> WORK REQUIRED
Once you have checked the records that follow, state how many of their lines hold "this", giving the number only.

*-*-*

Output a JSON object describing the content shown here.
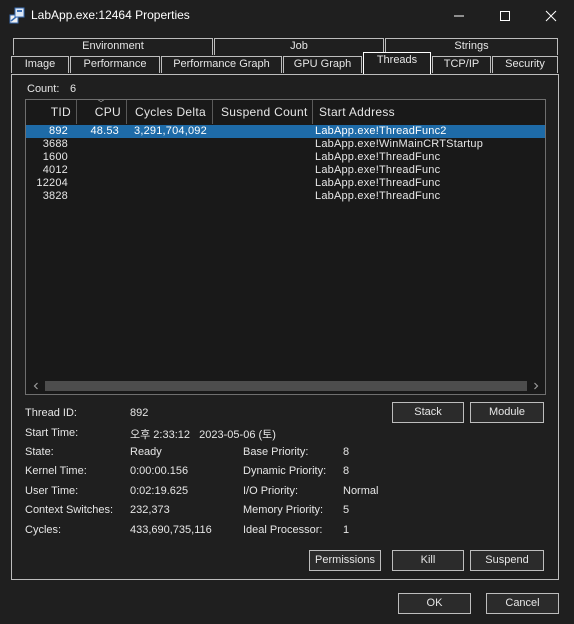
{
  "window": {
    "title": "LabApp.exe:12464 Properties",
    "minimize_glyph": "—",
    "maximize_glyph": "☐",
    "close_glyph": "✕",
    "app_icon": "process-icon"
  },
  "tabs": {
    "row1": [
      "Environment",
      "Job",
      "Strings"
    ],
    "row2": [
      "Image",
      "Performance",
      "Performance Graph",
      "GPU Graph",
      "Threads",
      "TCP/IP",
      "Security"
    ],
    "active": "Threads"
  },
  "count": {
    "label": "Count:",
    "value": "6"
  },
  "threads": {
    "columns": [
      "TID",
      "CPU",
      "Cycles Delta",
      "Suspend Count",
      "Start Address"
    ],
    "sort_column": "CPU",
    "rows": [
      {
        "tid": "892",
        "cpu": "48.53",
        "cycles_delta": "3,291,704,092",
        "suspend_count": "",
        "start_address": "LabApp.exe!ThreadFunc2",
        "selected": true
      },
      {
        "tid": "3688",
        "cpu": "",
        "cycles_delta": "",
        "suspend_count": "",
        "start_address": "LabApp.exe!WinMainCRTStartup",
        "selected": false
      },
      {
        "tid": "1600",
        "cpu": "",
        "cycles_delta": "",
        "suspend_count": "",
        "start_address": "LabApp.exe!ThreadFunc",
        "selected": false
      },
      {
        "tid": "4012",
        "cpu": "",
        "cycles_delta": "",
        "suspend_count": "",
        "start_address": "LabApp.exe!ThreadFunc",
        "selected": false
      },
      {
        "tid": "12204",
        "cpu": "",
        "cycles_delta": "",
        "suspend_count": "",
        "start_address": "LabApp.exe!ThreadFunc",
        "selected": false
      },
      {
        "tid": "3828",
        "cpu": "",
        "cycles_delta": "",
        "suspend_count": "",
        "start_address": "LabApp.exe!ThreadFunc",
        "selected": false
      }
    ]
  },
  "details": {
    "thread_id": {
      "label": "Thread ID:",
      "value": "892"
    },
    "start_time": {
      "label": "Start Time:",
      "value": "오후 2:33:12   2023-05-06 (토)"
    },
    "state": {
      "label": "State:",
      "value": "Ready"
    },
    "kernel_time": {
      "label": "Kernel Time:",
      "value": "0:00:00.156"
    },
    "user_time": {
      "label": "User Time:",
      "value": "0:02:19.625"
    },
    "context_switches": {
      "label": "Context Switches:",
      "value": "232,373"
    },
    "cycles": {
      "label": "Cycles:",
      "value": "433,690,735,116"
    },
    "base_priority": {
      "label": "Base Priority:",
      "value": "8"
    },
    "dynamic_priority": {
      "label": "Dynamic Priority:",
      "value": "8"
    },
    "io_priority": {
      "label": "I/O Priority:",
      "value": "Normal"
    },
    "memory_priority": {
      "label": "Memory Priority:",
      "value": "5"
    },
    "ideal_processor": {
      "label": "Ideal Processor:",
      "value": "1"
    }
  },
  "buttons": {
    "stack": "Stack",
    "module": "Module",
    "permissions": "Permissions",
    "kill": "Kill",
    "suspend": "Suspend",
    "ok": "OK",
    "cancel": "Cancel"
  },
  "colors": {
    "background": "#1f1f1f",
    "list_background": "#191919",
    "selection": "#1e6ba8",
    "border": "#bdbdbd"
  }
}
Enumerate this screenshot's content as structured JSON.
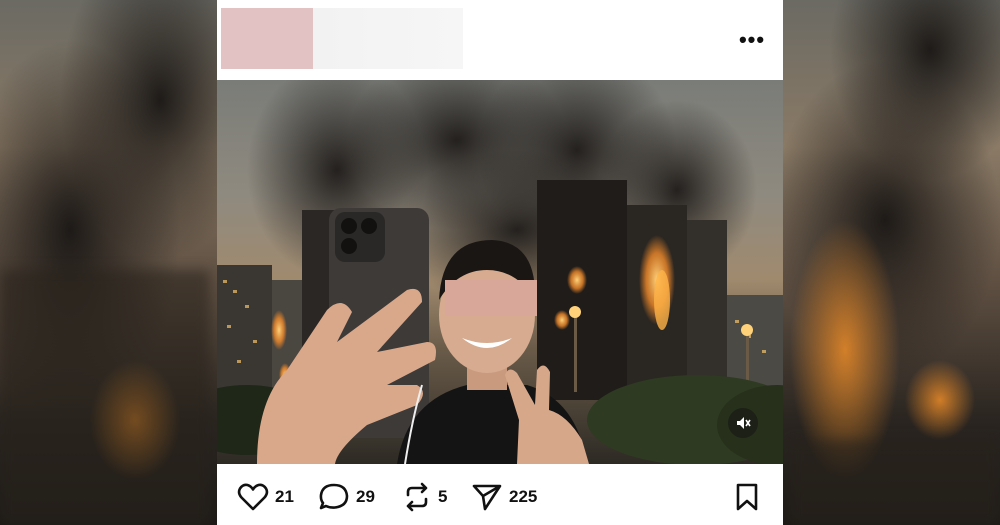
{
  "post": {
    "more_label": "•••",
    "stats": {
      "likes": "21",
      "comments": "29",
      "reposts": "5",
      "shares": "225"
    },
    "icons": {
      "like": "heart-icon",
      "comment": "comment-bubble-icon",
      "repost": "repost-icon",
      "share": "send-icon",
      "save": "bookmark-icon",
      "mute": "speaker-muted-icon",
      "more": "more-horizontal-icon"
    },
    "colors": {
      "avatar_redaction": "#e2c2c3",
      "name_redaction": "#f2f2f2",
      "face_redaction": "#d9a79a",
      "fire": "#f0892a"
    }
  }
}
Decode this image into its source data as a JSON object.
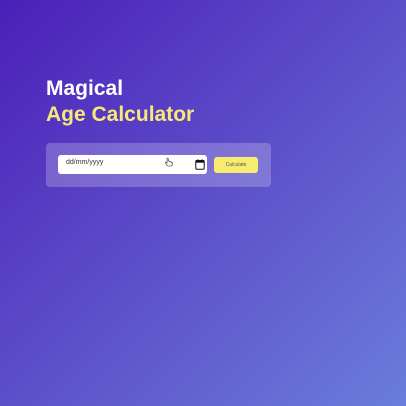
{
  "title": {
    "line1": "Magical",
    "line2": "Age Calculator"
  },
  "form": {
    "date_placeholder": "dd/mm/yyyy",
    "button_label": "Calculate"
  },
  "colors": {
    "gradient_start": "#4a20b8",
    "gradient_end": "#6a7ddb",
    "title_primary": "#ffffff",
    "title_accent": "#f6e97a",
    "button_bg": "#f8ec6e"
  },
  "icons": [
    "cursor-icon",
    "calendar-icon"
  ]
}
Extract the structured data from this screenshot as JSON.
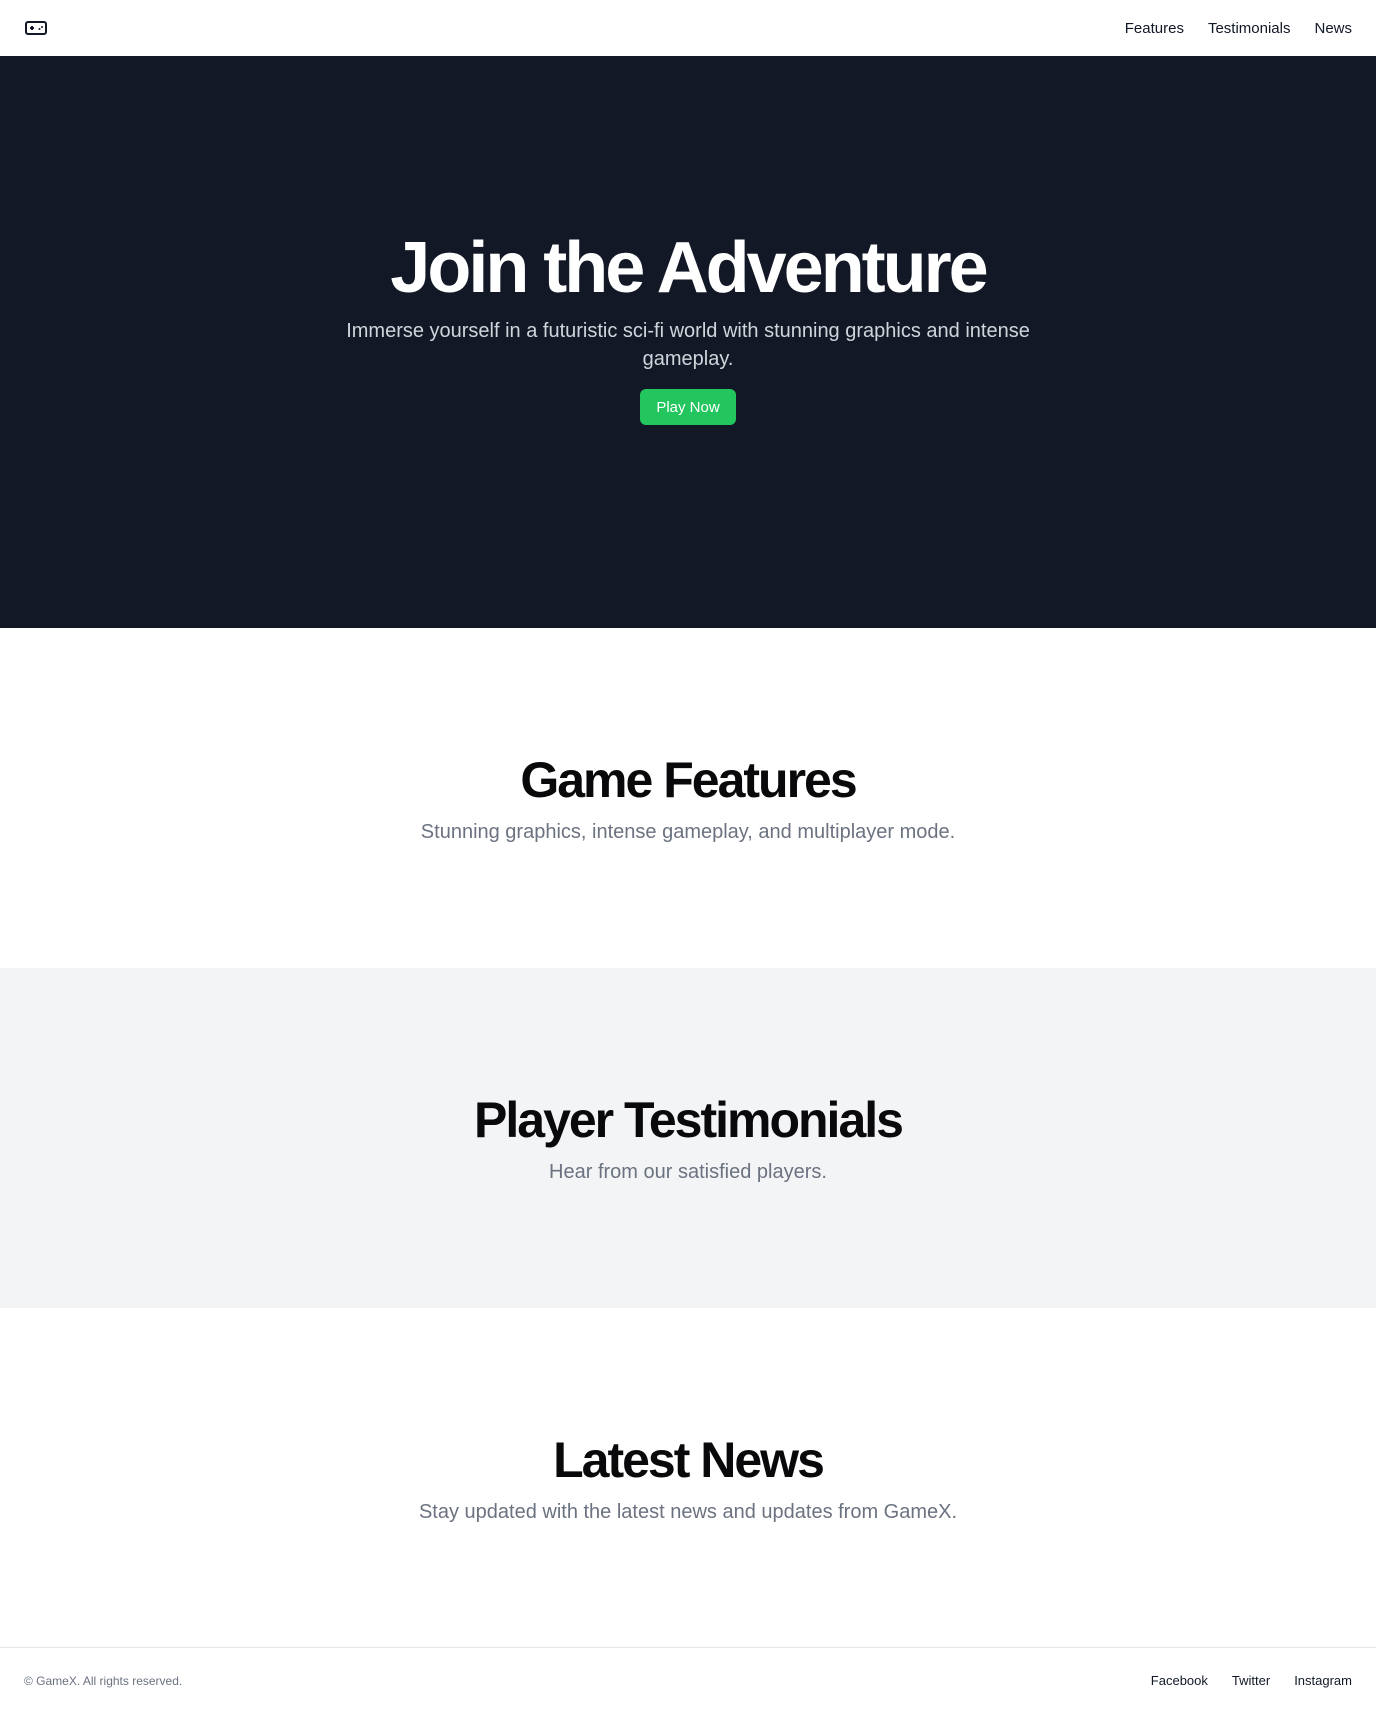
{
  "header": {
    "logo_icon": "gamepad-icon",
    "nav": [
      {
        "label": "Features"
      },
      {
        "label": "Testimonials"
      },
      {
        "label": "News"
      }
    ]
  },
  "hero": {
    "title": "Join the Adventure",
    "subtitle": "Immerse yourself in a futuristic sci-fi world with stunning graphics and intense gameplay.",
    "cta_label": "Play Now",
    "background_color": "#121826",
    "cta_color": "#22c55e"
  },
  "sections": {
    "features": {
      "title": "Game Features",
      "subtitle": "Stunning graphics, intense gameplay, and multiplayer mode."
    },
    "testimonials": {
      "title": "Player Testimonials",
      "subtitle": "Hear from our satisfied players."
    },
    "news": {
      "title": "Latest News",
      "subtitle": "Stay updated with the latest news and updates from GameX."
    }
  },
  "footer": {
    "copyright": "© GameX. All rights reserved.",
    "links": [
      {
        "label": "Facebook"
      },
      {
        "label": "Twitter"
      },
      {
        "label": "Instagram"
      }
    ]
  }
}
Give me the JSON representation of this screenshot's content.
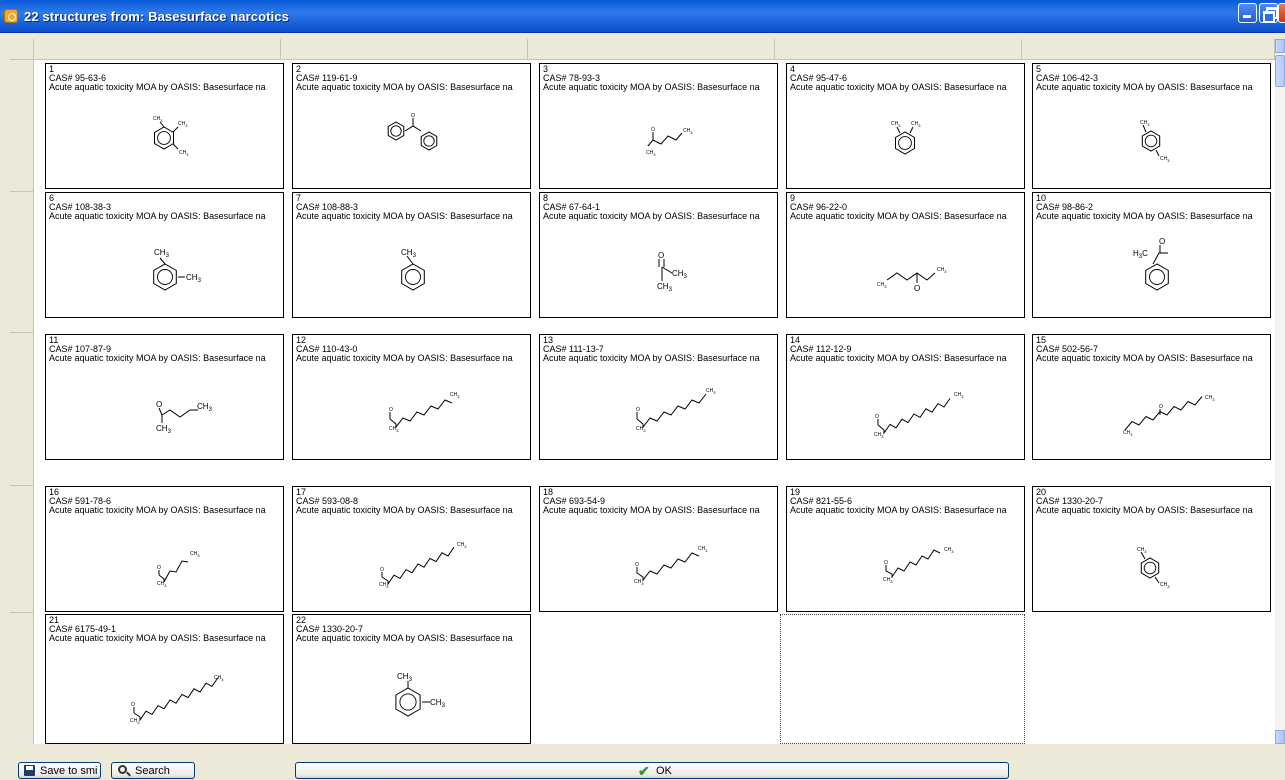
{
  "window": {
    "title": "22 structures from: Basesurface narcotics"
  },
  "cards": [
    {
      "num": "1",
      "cas": "CAS# 95-63-6",
      "desc": "Acute aquatic toxicity MOA by OASIS: Basesurface na",
      "mol": "m1"
    },
    {
      "num": "2",
      "cas": "CAS# 119-61-9",
      "desc": "Acute aquatic toxicity MOA by OASIS: Basesurface na",
      "mol": "m2"
    },
    {
      "num": "3",
      "cas": "CAS# 78-93-3",
      "desc": "Acute aquatic toxicity MOA by OASIS: Basesurface na",
      "mol": "m3"
    },
    {
      "num": "4",
      "cas": "CAS# 95-47-6",
      "desc": "Acute aquatic toxicity MOA by OASIS: Basesurface na",
      "mol": "m4"
    },
    {
      "num": "5",
      "cas": "CAS# 106-42-3",
      "desc": "Acute aquatic toxicity MOA by OASIS: Basesurface na",
      "mol": "m5"
    },
    {
      "num": "6",
      "cas": "CAS# 108-38-3",
      "desc": "Acute aquatic toxicity MOA by OASIS: Basesurface na",
      "mol": "m6"
    },
    {
      "num": "7",
      "cas": "CAS# 108-88-3",
      "desc": "Acute aquatic toxicity MOA by OASIS: Basesurface na",
      "mol": "m7"
    },
    {
      "num": "8",
      "cas": "CAS# 67-64-1",
      "desc": "Acute aquatic toxicity MOA by OASIS: Basesurface na",
      "mol": "m8"
    },
    {
      "num": "9",
      "cas": "CAS# 96-22-0",
      "desc": "Acute aquatic toxicity MOA by OASIS: Basesurface na",
      "mol": "m9"
    },
    {
      "num": "10",
      "cas": "CAS# 98-86-2",
      "desc": "Acute aquatic toxicity MOA by OASIS: Basesurface na",
      "mol": "m10"
    },
    {
      "num": "11",
      "cas": "CAS# 107-87-9",
      "desc": "Acute aquatic toxicity MOA by OASIS: Basesurface na",
      "mol": "m11"
    },
    {
      "num": "12",
      "cas": "CAS# 110-43-0",
      "desc": "Acute aquatic toxicity MOA by OASIS: Basesurface na",
      "mol": "m12"
    },
    {
      "num": "13",
      "cas": "CAS# 111-13-7",
      "desc": "Acute aquatic toxicity MOA by OASIS: Basesurface na",
      "mol": "m13"
    },
    {
      "num": "14",
      "cas": "CAS# 112-12-9",
      "desc": "Acute aquatic toxicity MOA by OASIS: Basesurface na",
      "mol": "m14"
    },
    {
      "num": "15",
      "cas": "CAS# 502-56-7",
      "desc": "Acute aquatic toxicity MOA by OASIS: Basesurface na",
      "mol": "m15"
    },
    {
      "num": "16",
      "cas": "CAS# 591-78-6",
      "desc": "Acute aquatic toxicity MOA by OASIS: Basesurface na",
      "mol": "m16"
    },
    {
      "num": "17",
      "cas": "CAS# 593-08-8",
      "desc": "Acute aquatic toxicity MOA by OASIS: Basesurface na",
      "mol": "m17"
    },
    {
      "num": "18",
      "cas": "CAS# 693-54-9",
      "desc": "Acute aquatic toxicity MOA by OASIS: Basesurface na",
      "mol": "m18"
    },
    {
      "num": "19",
      "cas": "CAS# 821-55-6",
      "desc": "Acute aquatic toxicity MOA by OASIS: Basesurface na",
      "mol": "m19"
    },
    {
      "num": "20",
      "cas": "CAS# 1330-20-7",
      "desc": "Acute aquatic toxicity MOA by OASIS: Basesurface na",
      "mol": "m20"
    },
    {
      "num": "21",
      "cas": "CAS# 6175-49-1",
      "desc": "Acute aquatic toxicity MOA by OASIS: Basesurface na",
      "mol": "m21"
    },
    {
      "num": "22",
      "cas": "CAS# 1330-20-7",
      "desc": "Acute aquatic toxicity MOA by OASIS: Basesurface na",
      "mol": "m22"
    }
  ],
  "atom_labels": {
    "methyl": "CH",
    "methyl_sub": "3",
    "methyl_left": "H",
    "methyl_left_rest": "C",
    "oxygen": "O"
  },
  "buttons": {
    "save_label": "Save to smi",
    "search_label": "Search",
    "ok_label": "OK"
  },
  "icons": {
    "save": "floppy-disk-icon",
    "search": "magnifier-icon",
    "ok": "checkmark-icon"
  },
  "colors": {
    "titlebar": "#1C62DA",
    "window_bg": "#ECE9D8",
    "ok_check": "#2E9A2E"
  }
}
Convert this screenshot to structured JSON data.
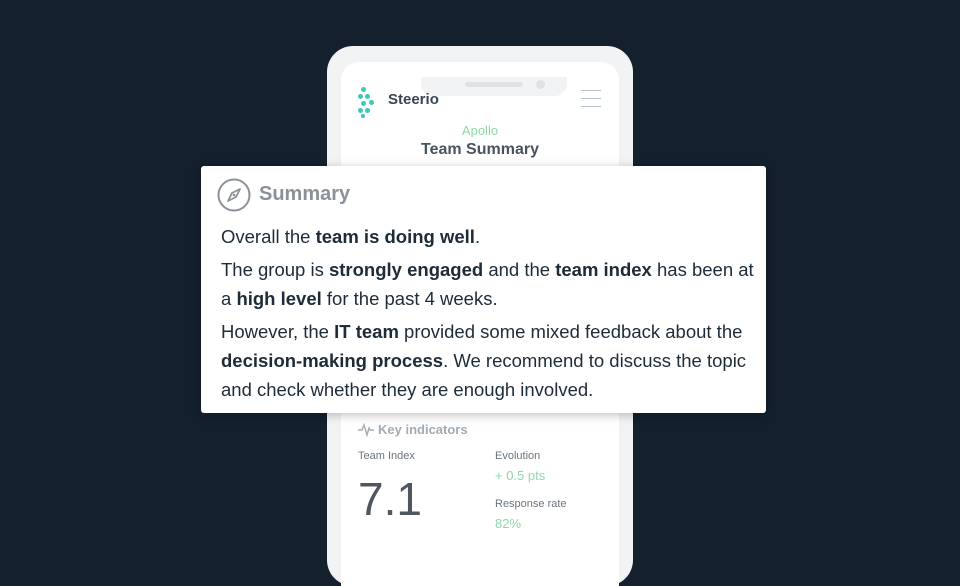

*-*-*

> TASK ANSWER
5